The Wayne State University School of Medicine was
established in 1868. It is associated with the Detroit
Medical Center, which contains 6 health care institutions. It is located in the northcentral area of Detroit.
The facilities of the School of Medicine are relatively
modern, having been completed in the last 25 years.
4-year semi-modern. First year: Begins with an introductory clinical course, which runs through all four
years, including Introduction to the Patient, human sexuality, medical interviewing, physical diagnosis, public
health and prevention, and evidence-based medicine.
Year 1 is organized around the disciplines of structure
(anatomy, histology, embryology, and radiology), function (biochemistry, physiology, genetics, and nutrition),
and ends with an integrated neuroscience course. Second year: A completely integrated year focusing on
pathophysiology, including immunology/microbiology
and pharmacology. Third year: Consists of a series of
clinical clerkships including medicine, surgery, pediatrics, family medicine, psychiatry, neurology, and
obstetrics/gynecology. During the third year all students
have a 6-month continuity clerkship. Fourth year: This
is an elective year and includes emergency medicine, a
subinternship, and an ambulatory block month. The
school uses traditional lectures, small group and panel
discussions, computer assisted instruction, and multimedia in its teaching program.
Minority admissions: The school’s Office of Recruitment is actively engaged in furthering minority-student
enrollment. Entering students can participate in a summer program designed to facilitate the transition to
medical school. Other degree programs: Combined
MD-PhD degree programs are offered in a variety of
basic science disciplines.
Applicants should have taken the basic premedical
courses plus a biology course and 1 year of English. The
school does consider nonresidents for admission but
state residents, as defined by university regulations, are
given preference. In addition to residency, selection is
based on the standard considerations, namely, college
record, MCAT scores, recommendations/evaluations,
and interview results. Transfer and advanced standing:
Applicants from U.S. or Canadian schools will be considered for second- and third-year classes.
System used is Honors/Pass/Fail. In order to qualify for
promotion to the next class, a student must demonstrate
competency on all subject examinations. All students
will be required to pass Step 1 of the USMLE in order
to be promoted into the third year.
Teaching: The School of Medicine is located in the
heart of the 236-acre Detroit Medical Center. Gordon
Scott Hall houses the school’s basic science departments, as well as administrative and service offices.
Clinical teaching takes place at the Harper Hospital
(557 beds), Children’s Hospital (320 beds), Grace Hospital (957 beds), Hutzel Hospital (360 beds). Other:

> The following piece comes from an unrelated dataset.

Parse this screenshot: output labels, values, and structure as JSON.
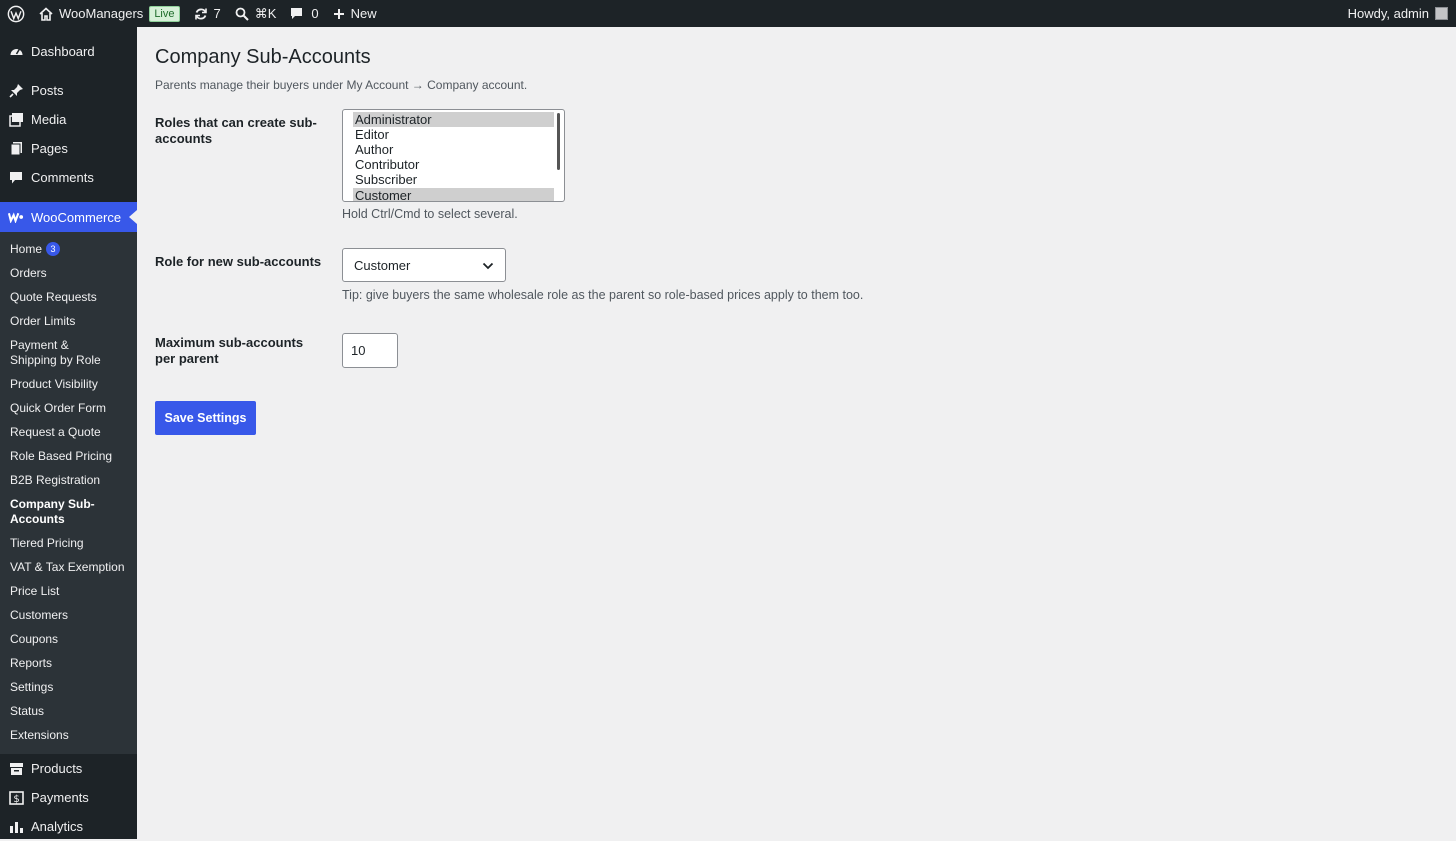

Clinical teaching also takes place off campus at the
Detroit Receiving Hospital (700 beds) and VA Hospital (890 beds). Library: Shiffman Medical Library
houses more than 150,000 volumes. Housing: Available in the campus area.